- Do cats need a gluten free diet? There is no all-encompassing answer to this question because different cats have unique dietary needs and preferences. Gluten is certainly not a necessary ingredient in your cat’s diet, but it isn’t all bad. It’s simply a type of protein found in wheat, barley, and rye. Whole grains in limited amounts can add certain nutrients as well as fiber to your cat’s diet, but plant-based ingredients are inherently less biologically valuable for cats than animal ingredients.
- Is grain free food good for cats? Though pet food manufacturers have led consumers to believe otherwise, grain allergies are generally not the most common cat food allergies. In fact, it’s animal proteins like chicken and beef that are more likely to cause a reaction in sensitive cats. The only time you need to feed your cat a grain free cat food is if he has a confirmed allergy to grains. Many people assume that grain free means a cat food is also low in carbohydrates, but that isn’t necessarily true. A high-quality cat food rich in animal protein with low content of whole grains is typically better than the average grain free cat food because these tend to be high carb and have a higher concentration of plant proteins.

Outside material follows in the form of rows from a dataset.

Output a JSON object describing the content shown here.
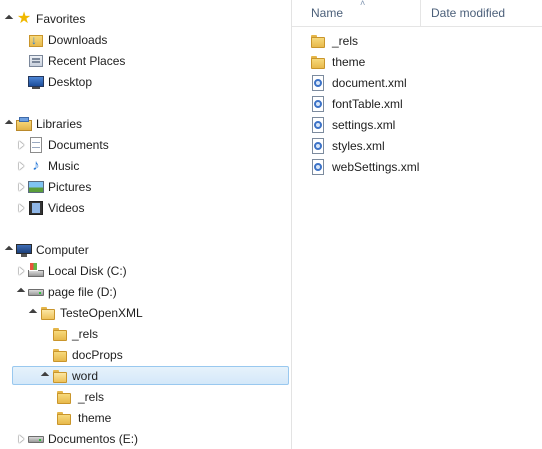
{
  "nav": {
    "favorites": {
      "label": "Favorites",
      "items": [
        {
          "label": "Downloads"
        },
        {
          "label": "Recent Places"
        },
        {
          "label": "Desktop"
        }
      ]
    },
    "libraries": {
      "label": "Libraries",
      "items": [
        {
          "label": "Documents"
        },
        {
          "label": "Music"
        },
        {
          "label": "Pictures"
        },
        {
          "label": "Videos"
        }
      ]
    },
    "computer": {
      "label": "Computer",
      "drives": [
        {
          "label": "Local Disk (C:)"
        },
        {
          "label": "page file (D:)"
        },
        {
          "label": "Documentos (E:)"
        }
      ],
      "tree": {
        "project": "TesteOpenXML",
        "project_children": [
          "_rels",
          "docProps",
          "word"
        ],
        "word_children": [
          "_rels",
          "theme"
        ]
      }
    }
  },
  "content": {
    "columns": {
      "name": "Name",
      "date": "Date modified"
    },
    "files": [
      {
        "label": "_rels",
        "type": "folder"
      },
      {
        "label": "theme",
        "type": "folder"
      },
      {
        "label": "document.xml",
        "type": "xml"
      },
      {
        "label": "fontTable.xml",
        "type": "xml"
      },
      {
        "label": "settings.xml",
        "type": "xml"
      },
      {
        "label": "styles.xml",
        "type": "xml"
      },
      {
        "label": "webSettings.xml",
        "type": "xml"
      }
    ]
  }
}
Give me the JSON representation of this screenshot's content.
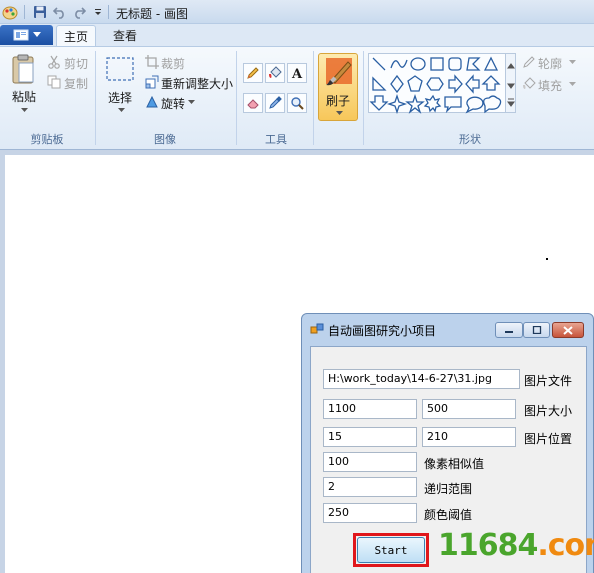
{
  "window": {
    "title": "无标题 - 画图"
  },
  "tabs": {
    "home": "主页",
    "view": "查看"
  },
  "ribbon": {
    "clipboard": {
      "label": "剪贴板",
      "paste": "粘贴",
      "cut": "剪切",
      "copy": "复制"
    },
    "image": {
      "label": "图像",
      "select": "选择",
      "crop": "裁剪",
      "resize": "重新调整大小",
      "rotate": "旋转"
    },
    "tools": {
      "label": "工具"
    },
    "brushes": {
      "label": "刷子"
    },
    "shapes": {
      "label": "形状",
      "outline": "轮廓",
      "fill": "填充"
    }
  },
  "dialog": {
    "title": "自动画图研究小项目",
    "image_file": {
      "value": "H:\\work_today\\14-6-27\\31.jpg",
      "label": "图片文件"
    },
    "image_size": {
      "width": "1100",
      "height": "500",
      "label": "图片大小"
    },
    "image_position": {
      "x": "15",
      "y": "210",
      "label": "图片位置"
    },
    "pixel_similarity": {
      "value": "100",
      "label": "像素相似值"
    },
    "recursion_range": {
      "value": "2",
      "label": "递归范围"
    },
    "color_threshold": {
      "value": "250",
      "label": "颜色阈值"
    },
    "start_label": "Start"
  },
  "watermark": {
    "green": "11684",
    "orange": ".com"
  },
  "colors": {
    "accent": "#1b4fa2",
    "highlight_box": "#e0161b",
    "ribbon_bg": "#dfeaf6",
    "canvas_bg": "#c7d4e6"
  }
}
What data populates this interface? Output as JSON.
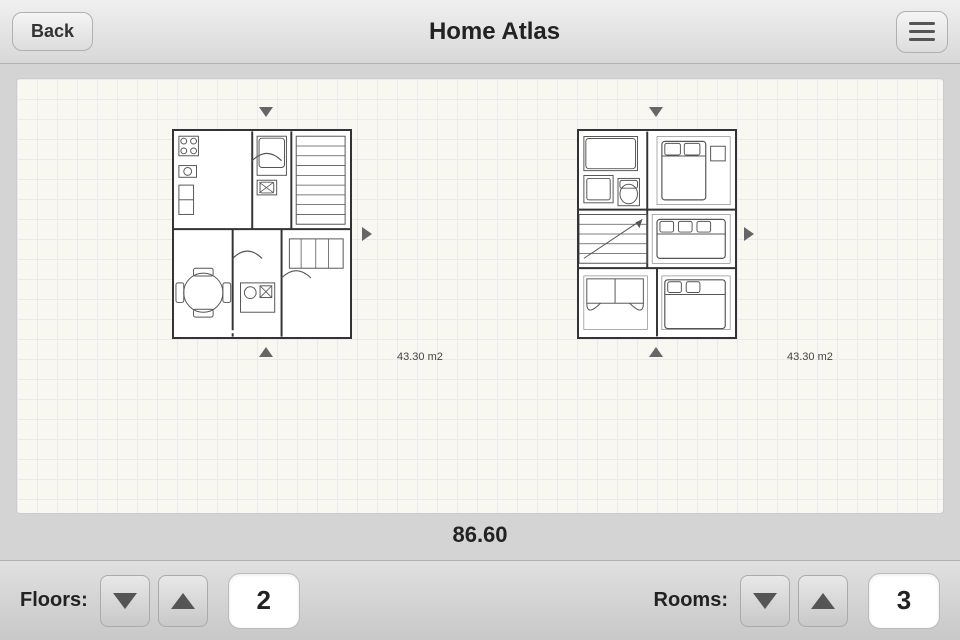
{
  "header": {
    "title": "Home Atlas",
    "back_label": "Back"
  },
  "blueprint": {
    "floor1_area": "43.30 m2",
    "floor2_area": "43.30 m2",
    "total_area": "86.60"
  },
  "controls": {
    "floors_label": "Floors:",
    "floors_value": "2",
    "rooms_label": "Rooms:",
    "rooms_value": "3"
  }
}
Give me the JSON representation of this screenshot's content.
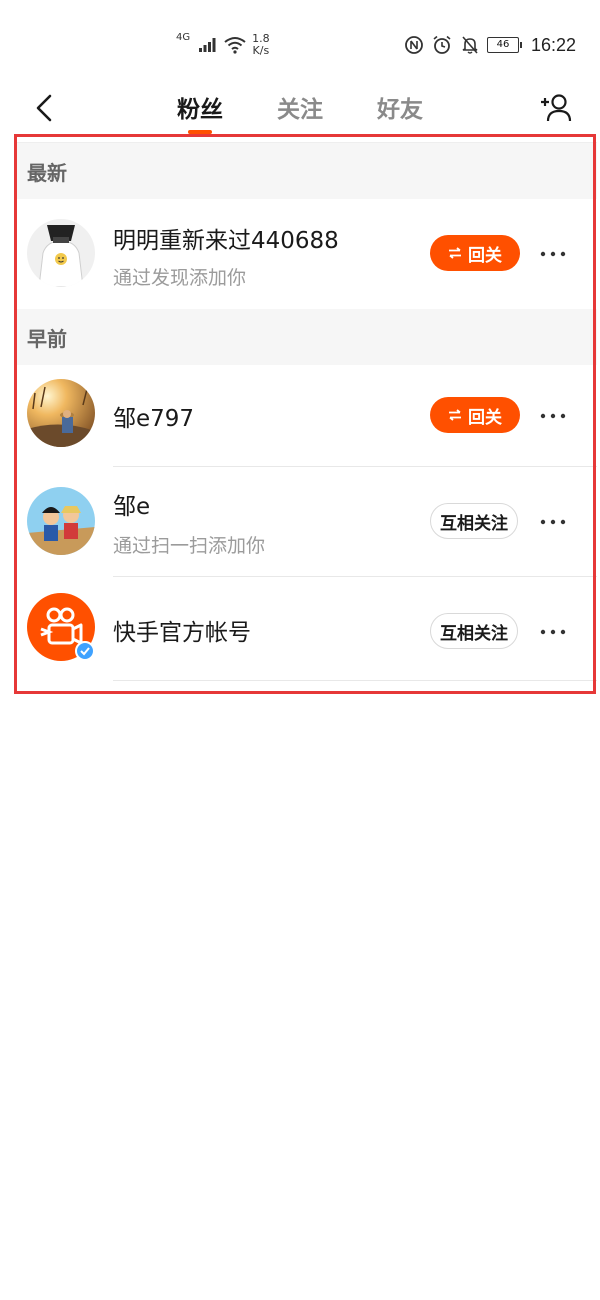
{
  "status_bar": {
    "network": "4G",
    "speed_value": "1.8",
    "speed_unit": "K/s",
    "battery": "46",
    "time": "16:22"
  },
  "header": {
    "tabs": [
      {
        "label": "粉丝",
        "active": true
      },
      {
        "label": "关注",
        "active": false
      },
      {
        "label": "好友",
        "active": false
      }
    ],
    "back_icon": "chevron-left-icon",
    "add_icon": "add-user-icon"
  },
  "sections": [
    {
      "title": "最新",
      "rows": [
        {
          "name": "明明重新来过440688",
          "sub": "通过发现添加你",
          "action": "回关",
          "action_type": "follow-back"
        }
      ]
    },
    {
      "title": "早前",
      "rows": [
        {
          "name": "邹e797",
          "sub": "",
          "action": "回关",
          "action_type": "follow-back"
        },
        {
          "name": "邹e",
          "sub": "通过扫一扫添加你",
          "action": "互相关注",
          "action_type": "mutual"
        },
        {
          "name": "快手官方帐号",
          "sub": "",
          "action": "互相关注",
          "action_type": "mutual"
        }
      ]
    }
  ],
  "colors": {
    "accent": "#ff5000",
    "highlight": "#e63838"
  }
}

- What is gluten used for in cat food? Gluten-containing ingredients are often added to pet food to increase the protein content. You’ll see things like wheat gluten or corn gluten meal in lower quality products where the manufacturer is trying to increase the protein percentage on the label without significantly increasing their costs. This is why it’s important not just to check the guaranteed analysis, but to also review the list of ingredients on your cat’s food so you can make sure the nutrients listed come from quality sources.
- What about vegan and vegetarian cat food? As we mentioned earlier, vegan and vegetarian cat food is not ideal. It’s not even biologically appropriate. Vegan pet food manufacturers will tell you cats can get all the protein they need from plant sources, but what they’re not telling you is that it isn’t the ideal diet. Plant proteins contain essential amino acids, but only animal proteins are considered “complete” proteins – they contain all of the amino acids your cat needs. Many vegan and vegetarian cat foods rely on free amino acids being added back into the food to meet your cat’s minimum requirements. Remember, what’s most important is feeding your cat a diet biologically appropriate for his body – your own dietary preferences don’t factor into this decision.
- How do I know if my cat is allergic to gluten? Allergies in cats often present with different symptoms than they do in humans. Though digestive issues like chronic diarrhea and vomiting may be involved, recurrent ear infections and skin or coat problems are more telling. The thing to remember is that cats can develop an allergy to just about anything in their food, so before you assume it’s gluten, ask yourself if you’re sure. If you’re not, try switching to a cat food made with a different source of animal protein. A true gluten allergy is fairly rare in cats, so it’s worth ruling out other potential allergens first.
If you follow a gluten free diet based on medical necessity or you’ve simply hopped on board with the trend, don’t assume that your cat should too. Your nutritional needs vary significantly from your cat’s, and so does your body’s ability to digest plant foods. Gluten doesn’t provide more nutritional benefit than animal protein, but it isn’t necessarily harmful for your cat.
Before you go and spend a small fortune on a fancy gluten free cat food, ask yourself whether it’s really necessary. If gluten is the concern, all you really have to do is look for a recipe that doesn’t contain wheat, barley, or rye. To get started in your search, try one of the recipes recommended above.